Ryan Johnson's desk

Q. Is there an optimal time in the design process for computational design to be leveraged?


A. Computational design can add value to any project from the beginning, typically starting with data that helps us validate the program and communicate information. In design, it starts with an idea for an interesting element or façade, and then you refine that idea and sketch out scripts using precedent images. I like the following timeline for conveying how computational design can and should be integrated throughout the design phases:

timeline integrating use of computational design through the design phases

Once you’ve validated that the concept meets the project’s design intent, then you research how it will be built, what it’s made of – all the intricacies of making something constructable. I refine my scripts working with the construction manager and/or product reps. The last phase is confirming and validating the design.

Q. Do you have any advice for architecture students or young designers who are interested in computational design?  

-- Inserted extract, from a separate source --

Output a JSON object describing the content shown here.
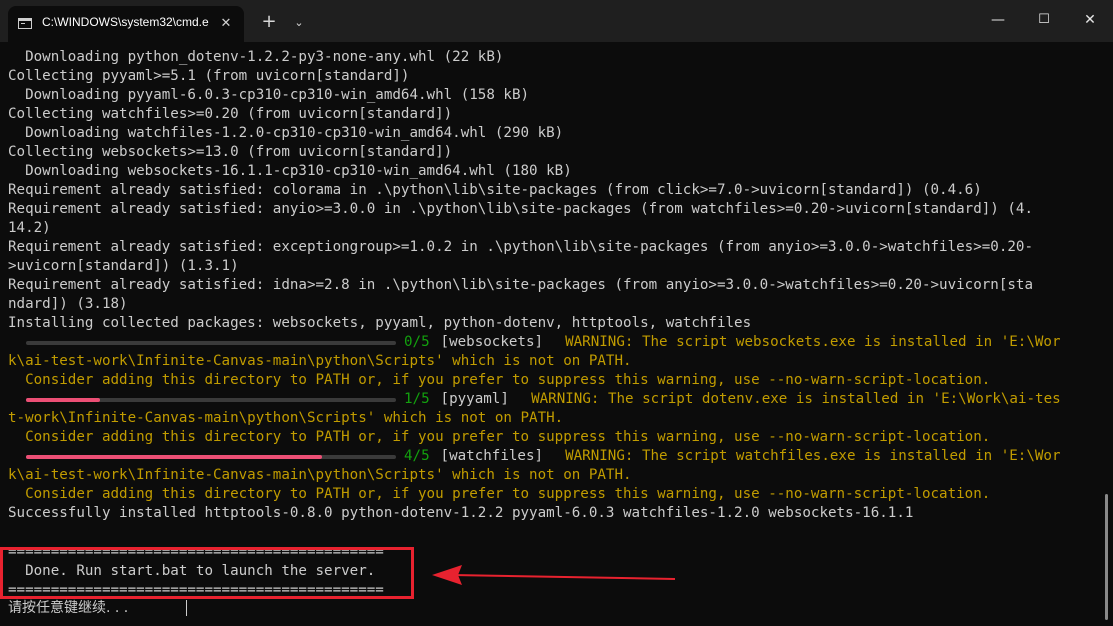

A. Ask yourself: why are you using it? Computational design should support the design concept and process, but it should not drive it. It can be easy, when you are adept with technology and appreciate it, to let the tech lead, but I think it’s very important that the idea, the design, comes first – then the tools augment that. I have found the most success when computation was the only way to achieve the design intent – whether to meet the project deadline, in how the design needed to be visualized and studied, or in how it was best documented.

Learn More About Ryan


Top: Computational design was used with both the design of the monumental stairs and wood feature wall at NC State's Fitts-Woolard Hall. All project photos by Mark Herboth.